|International Classification||H01M4/40, H01M10/39|
|Cooperative Classification||Y10T29/49108, H01M10/399, H01M4/40|
|European Classification||H01M10/39D, H01M4/40|
|5 Mar 1984||AS||Assignment|
Owner name: UNITED STATES OF AMERICA, AS REPRESENTED BY THE DE
Free format text: ASSIGNMENT OF ASSIGNORS INTEREST.;ASSIGNORS:GILBET, MARION E.;KAUN, THOMAS D.;REEL/FRAME:004228/0096;SIGNING DATES FROM 19831129 TO 19831229
|19 May 1988||FPAY||Fee payment|
Year of fee payment: 4
|17 Jun 1992||FPAY||Fee payment|
Year of fee payment: 8
|19 Sep 1994||AS||Assignment|
Owner name: UNIVERSITY OF CHICAGO, ILLINOIS
Free format text: ASSIGNMENT OF ASSIGNORS INTEREST;ASSIGNOR:U.S. DEPARTMENT OF ENERGY;REEL/FRAME:007136/0934
Effective date: 19940914
|23 Jul 1996||REMI||Maintenance fee reminder mailed|
|15 Dec 1996||LAPS||Lapse for failure to pay maintenance fees|
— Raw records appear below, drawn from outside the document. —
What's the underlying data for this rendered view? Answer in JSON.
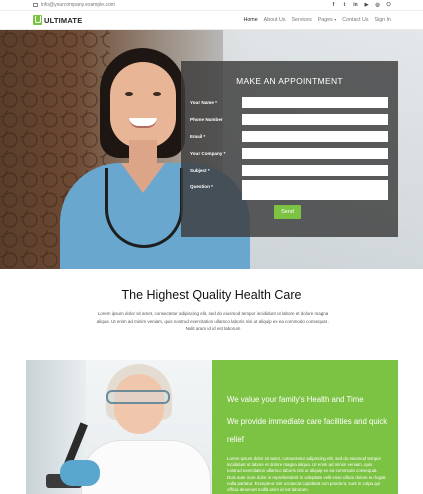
{
  "topbar": {
    "email": "info@yourcompany.example.com",
    "social": [
      "f",
      "t",
      "in",
      "▶",
      "◎",
      "⎔"
    ],
    "social_icons": [
      "facebook-icon",
      "twitter-icon",
      "linkedin-icon",
      "youtube-icon",
      "instagram-icon",
      "github-icon"
    ]
  },
  "header": {
    "logo_text": "ULTIMATE",
    "nav": [
      {
        "label": "Home",
        "active": true
      },
      {
        "label": "About Us"
      },
      {
        "label": "Services"
      },
      {
        "label": "Pages"
      },
      {
        "label": "Contact Us"
      },
      {
        "label": "Sign In"
      }
    ],
    "pages_caret": "▾"
  },
  "appointment": {
    "title": "MAKE AN APPOINTMENT",
    "fields": [
      {
        "label": "Your Name *",
        "value": ""
      },
      {
        "label": "Phone Number",
        "value": ""
      },
      {
        "label": "Email *",
        "value": ""
      },
      {
        "label": "Your Company *",
        "value": ""
      },
      {
        "label": "Subject *",
        "value": ""
      },
      {
        "label": "Question *",
        "value": ""
      }
    ],
    "send_label": "Send"
  },
  "quality": {
    "title": "The Highest Quality Health Care",
    "text": "Lorem ipsum dolor sit amet, consectetur adipiscing elit, sed do eiusmod tempor incididunt ut labore et dolore magna aliqua. Ut enim ad minim veniam, quis nostrud exercitation ullamco laboris nisi ut aliquip ex ea commodo consequat . Nulit aram id id est laborum"
  },
  "feature": {
    "heading1": "We value your family's Health and Time",
    "heading2": "We provide immediate care facilities and quick relief",
    "text": "Lorem ipsum dolor sit amet, consectetur adipiscing elit, sed do eiusmod tempor incididunt ut labore et dolore magna aliqua. Ut enim ad minim veniam, quis nostrud exercitation ullamco laboris nisi ut aliquip ex ea commodo consequat. Duis aute irure dolor in reprehenderit in voluptate velit esse cillum dolore eu fugiat nulla pariatur. Excepteur sint occaecat cupidatat non proident, sunt in culpa qui officia deserunt mollit anim id est laborum."
  },
  "colors": {
    "accent": "#7cc243",
    "form_overlay": "#3c3c3c"
  }
}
|25 Feb 1997||FP||Expired due to failure to pay maintenance fee|
Effective date: 19961218